Start of PROVIDED MATERIAL

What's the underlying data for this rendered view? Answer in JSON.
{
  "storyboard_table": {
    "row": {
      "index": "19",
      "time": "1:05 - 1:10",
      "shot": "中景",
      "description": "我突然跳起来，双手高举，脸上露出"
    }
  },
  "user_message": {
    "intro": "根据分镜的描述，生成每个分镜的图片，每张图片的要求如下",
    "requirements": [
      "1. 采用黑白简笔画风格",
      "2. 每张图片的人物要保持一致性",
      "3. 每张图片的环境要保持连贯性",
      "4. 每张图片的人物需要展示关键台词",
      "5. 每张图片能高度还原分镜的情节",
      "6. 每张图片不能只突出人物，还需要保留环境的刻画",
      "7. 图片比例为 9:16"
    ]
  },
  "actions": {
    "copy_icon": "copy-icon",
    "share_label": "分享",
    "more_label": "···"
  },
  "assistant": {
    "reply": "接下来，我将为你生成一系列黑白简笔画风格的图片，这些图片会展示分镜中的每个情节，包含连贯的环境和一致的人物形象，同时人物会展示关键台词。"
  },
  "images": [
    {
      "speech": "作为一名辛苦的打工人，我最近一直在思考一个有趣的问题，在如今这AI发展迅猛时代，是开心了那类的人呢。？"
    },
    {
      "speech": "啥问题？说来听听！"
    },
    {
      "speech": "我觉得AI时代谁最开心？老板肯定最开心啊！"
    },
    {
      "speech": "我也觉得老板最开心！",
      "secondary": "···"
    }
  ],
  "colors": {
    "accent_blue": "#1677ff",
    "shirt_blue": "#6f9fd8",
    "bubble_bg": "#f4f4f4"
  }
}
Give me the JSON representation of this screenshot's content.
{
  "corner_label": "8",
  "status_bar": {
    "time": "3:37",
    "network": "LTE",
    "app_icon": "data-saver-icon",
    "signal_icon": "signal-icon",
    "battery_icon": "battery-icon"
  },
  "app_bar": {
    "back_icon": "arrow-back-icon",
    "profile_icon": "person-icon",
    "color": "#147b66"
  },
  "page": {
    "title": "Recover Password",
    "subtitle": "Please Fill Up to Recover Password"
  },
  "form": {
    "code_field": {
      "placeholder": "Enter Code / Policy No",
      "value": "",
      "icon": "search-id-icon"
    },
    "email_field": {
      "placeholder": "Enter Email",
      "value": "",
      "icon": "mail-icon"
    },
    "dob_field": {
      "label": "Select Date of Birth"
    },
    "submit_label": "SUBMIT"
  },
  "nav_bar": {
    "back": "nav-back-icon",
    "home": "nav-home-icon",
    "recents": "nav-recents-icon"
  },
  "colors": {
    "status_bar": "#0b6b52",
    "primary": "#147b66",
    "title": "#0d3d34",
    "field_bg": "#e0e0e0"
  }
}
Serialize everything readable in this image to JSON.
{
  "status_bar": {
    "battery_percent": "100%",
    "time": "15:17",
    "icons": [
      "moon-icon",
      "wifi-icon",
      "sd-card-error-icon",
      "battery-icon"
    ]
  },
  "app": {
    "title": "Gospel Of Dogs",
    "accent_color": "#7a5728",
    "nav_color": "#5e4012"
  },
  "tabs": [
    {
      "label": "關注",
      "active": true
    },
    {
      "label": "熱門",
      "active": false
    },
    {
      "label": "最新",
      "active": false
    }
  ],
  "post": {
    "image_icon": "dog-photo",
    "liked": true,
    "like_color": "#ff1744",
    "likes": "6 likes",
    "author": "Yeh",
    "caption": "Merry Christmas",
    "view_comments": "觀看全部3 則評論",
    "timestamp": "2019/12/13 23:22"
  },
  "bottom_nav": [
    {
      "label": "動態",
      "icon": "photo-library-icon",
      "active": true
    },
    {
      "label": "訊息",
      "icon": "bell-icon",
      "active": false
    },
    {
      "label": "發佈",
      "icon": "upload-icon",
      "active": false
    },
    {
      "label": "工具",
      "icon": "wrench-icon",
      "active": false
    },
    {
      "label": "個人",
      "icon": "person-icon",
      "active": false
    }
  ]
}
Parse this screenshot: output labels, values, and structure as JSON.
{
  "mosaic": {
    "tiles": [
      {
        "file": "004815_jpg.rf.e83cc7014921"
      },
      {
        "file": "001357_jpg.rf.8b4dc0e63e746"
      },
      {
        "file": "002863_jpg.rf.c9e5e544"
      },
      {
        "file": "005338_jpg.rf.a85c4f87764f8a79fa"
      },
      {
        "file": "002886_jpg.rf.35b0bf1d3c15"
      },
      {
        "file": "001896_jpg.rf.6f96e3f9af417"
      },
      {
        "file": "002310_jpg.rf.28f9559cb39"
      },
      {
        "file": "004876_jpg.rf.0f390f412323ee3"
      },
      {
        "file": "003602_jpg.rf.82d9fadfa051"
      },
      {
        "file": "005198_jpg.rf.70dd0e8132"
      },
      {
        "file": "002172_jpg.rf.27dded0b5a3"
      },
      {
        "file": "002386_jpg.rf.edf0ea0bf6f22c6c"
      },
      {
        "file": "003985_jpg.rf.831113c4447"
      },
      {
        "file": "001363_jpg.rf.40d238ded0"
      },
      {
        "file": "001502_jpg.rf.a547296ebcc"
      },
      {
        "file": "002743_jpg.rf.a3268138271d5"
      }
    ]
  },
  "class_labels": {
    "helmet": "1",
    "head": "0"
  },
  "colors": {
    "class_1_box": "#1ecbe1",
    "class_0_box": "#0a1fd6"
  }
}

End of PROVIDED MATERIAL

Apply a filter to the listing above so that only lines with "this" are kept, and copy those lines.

What's the underlying data for this rendered view? Answer in JSON.
Give me the JSON representation of this screenshot's content.
Serialize everything readable in this image to JSON.
Parse this screenshot: output labels, values, and structure as JSON.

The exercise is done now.